Read the data and repeat it in full, exactly.

..........

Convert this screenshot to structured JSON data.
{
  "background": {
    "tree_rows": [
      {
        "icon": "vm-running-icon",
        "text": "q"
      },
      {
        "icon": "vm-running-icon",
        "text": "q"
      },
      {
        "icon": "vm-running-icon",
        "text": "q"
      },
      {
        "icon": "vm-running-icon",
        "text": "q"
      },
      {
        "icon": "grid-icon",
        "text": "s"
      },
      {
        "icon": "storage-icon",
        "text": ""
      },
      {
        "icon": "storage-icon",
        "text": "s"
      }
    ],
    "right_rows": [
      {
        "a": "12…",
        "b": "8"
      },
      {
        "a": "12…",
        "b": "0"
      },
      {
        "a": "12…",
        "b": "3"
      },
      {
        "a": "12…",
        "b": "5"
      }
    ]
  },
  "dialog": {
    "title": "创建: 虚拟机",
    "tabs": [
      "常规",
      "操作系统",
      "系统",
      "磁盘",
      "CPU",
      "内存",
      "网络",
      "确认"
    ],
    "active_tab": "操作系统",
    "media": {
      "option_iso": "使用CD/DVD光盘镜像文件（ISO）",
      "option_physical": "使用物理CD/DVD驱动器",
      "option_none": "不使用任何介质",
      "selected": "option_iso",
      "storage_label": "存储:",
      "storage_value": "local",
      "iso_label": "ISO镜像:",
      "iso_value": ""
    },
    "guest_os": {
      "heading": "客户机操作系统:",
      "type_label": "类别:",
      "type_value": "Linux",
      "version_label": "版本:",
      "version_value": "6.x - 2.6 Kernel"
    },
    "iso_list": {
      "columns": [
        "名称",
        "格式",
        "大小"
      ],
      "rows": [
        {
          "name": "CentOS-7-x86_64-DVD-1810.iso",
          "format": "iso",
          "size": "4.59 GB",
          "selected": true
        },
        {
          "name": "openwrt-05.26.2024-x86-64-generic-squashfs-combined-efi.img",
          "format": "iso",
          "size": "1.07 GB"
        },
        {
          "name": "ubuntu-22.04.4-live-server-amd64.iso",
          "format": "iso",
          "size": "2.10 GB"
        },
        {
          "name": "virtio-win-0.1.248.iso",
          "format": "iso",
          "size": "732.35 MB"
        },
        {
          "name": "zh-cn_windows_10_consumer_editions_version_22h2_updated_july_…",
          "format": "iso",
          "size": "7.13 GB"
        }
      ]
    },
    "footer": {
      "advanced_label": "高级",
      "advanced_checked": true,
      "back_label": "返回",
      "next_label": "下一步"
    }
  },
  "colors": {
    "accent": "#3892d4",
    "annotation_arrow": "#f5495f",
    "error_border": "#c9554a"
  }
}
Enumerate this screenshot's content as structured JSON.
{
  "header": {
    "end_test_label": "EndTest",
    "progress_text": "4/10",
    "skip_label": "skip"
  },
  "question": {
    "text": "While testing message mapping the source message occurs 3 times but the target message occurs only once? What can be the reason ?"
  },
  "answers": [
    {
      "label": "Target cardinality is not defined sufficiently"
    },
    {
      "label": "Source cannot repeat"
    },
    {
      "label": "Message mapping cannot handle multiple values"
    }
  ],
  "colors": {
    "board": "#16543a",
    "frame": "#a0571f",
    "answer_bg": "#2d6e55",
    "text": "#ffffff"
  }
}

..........

The answer:
Convert this screenshot to structured JSON data.
{
  "background": {
    "tree_rows": [
      {
        "icon": "vm-running-icon",
        "text": "q"
      },
      {
        "icon": "vm-running-icon",
        "text": "q"
      },
      {
        "icon": "vm-running-icon",
        "text": "q"
      },
      {
        "icon": "vm-running-icon",
        "text": "q"
      },
      {
        "icon": "grid-icon",
        "text": "s"
      },
      {
        "icon": "storage-icon",
        "text": ""
      },
      {
        "icon": "storage-icon",
        "text": "s"
      }
    ],
    "right_rows": [
      {
        "a": "12…",
        "b": "8"
      },
      {
        "a": "12…",
        "b": "0"
      },
      {
        "a": "12…",
        "b": "3"
      },
      {
        "a": "12…",
        "b": "5"
      }
    ]
  },
  "dialog": {
    "title": "创建: 虚拟机",
    "tabs": [
      "常规",
      "操作系统",
      "系统",
      "磁盘",
      "CPU",
      "内存",
      "网络",
      "确认"
    ],
    "active_tab": "操作系统",
    "media": {
      "option_iso": "使用CD/DVD光盘镜像文件（ISO）",
      "option_physical": "使用物理CD/DVD驱动器",
      "option_none": "不使用任何介质",
      "selected": "option_iso",
      "storage_label": "存储:",
      "storage_value": "local",
      "iso_label": "ISO镜像:",
      "iso_value": ""
    },
    "guest_os": {
      "heading": "客户机操作系统:",
      "type_label": "类别:",
      "type_value": "Linux",
      "version_label": "版本:",
      "version_value": "6.x - 2.6 Kernel"
    },
    "iso_list": {
      "columns": [
        "名称",
        "格式",
        "大小"
      ],
      "rows": [
        {
          "name": "CentOS-7-x86_64-DVD-1810.iso",
          "format": "iso",
          "size": "4.59 GB",
          "selected": true
        },
        {
          "name": "openwrt-05.26.2024-x86-64-generic-squashfs-combined-efi.img",
          "format": "iso",
          "size": "1.07 GB"
        },
        {
          "name": "ubuntu-22.04.4-live-server-amd64.iso",
          "format": "iso",
          "size": "2.10 GB"
        },
        {
          "name": "virtio-win-0.1.248.iso",
          "format": "iso",
          "size": "732.35 MB"
        },
        {
          "name": "zh-cn_windows_10_consumer_editions_version_22h2_updated_july_…",
          "format": "iso",
          "size": "7.13 GB"
        }
      ]
    },
    "footer": {
      "advanced_label": "高级",
      "advanced_checked": true,
      "back_label": "返回",
      "next_label": "下一步"
    }
  },
  "colors": {
    "accent": "#3892d4",
    "annotation_arrow": "#f5495f",
    "error_border": "#c9554a"
  }
}
Enumerate this screenshot's content as structured JSON.
{
  "header": {
    "end_test_label": "EndTest",
    "progress_text": "4/10",
    "skip_label": "skip"
  },
  "question": {
    "text": "While testing message mapping the source message occurs 3 times but the target message occurs only once? What can be the reason ?"
  },
  "answers": [
    {
      "label": "Target cardinality is not defined sufficiently"
    },
    {
      "label": "Source cannot repeat"
    },
    {
      "label": "Message mapping cannot handle multiple values"
    }
  ],
  "colors": {
    "board": "#16543a",
    "frame": "#a0571f",
    "answer_bg": "#2d6e55",
    "text": "#ffffff"
  }
}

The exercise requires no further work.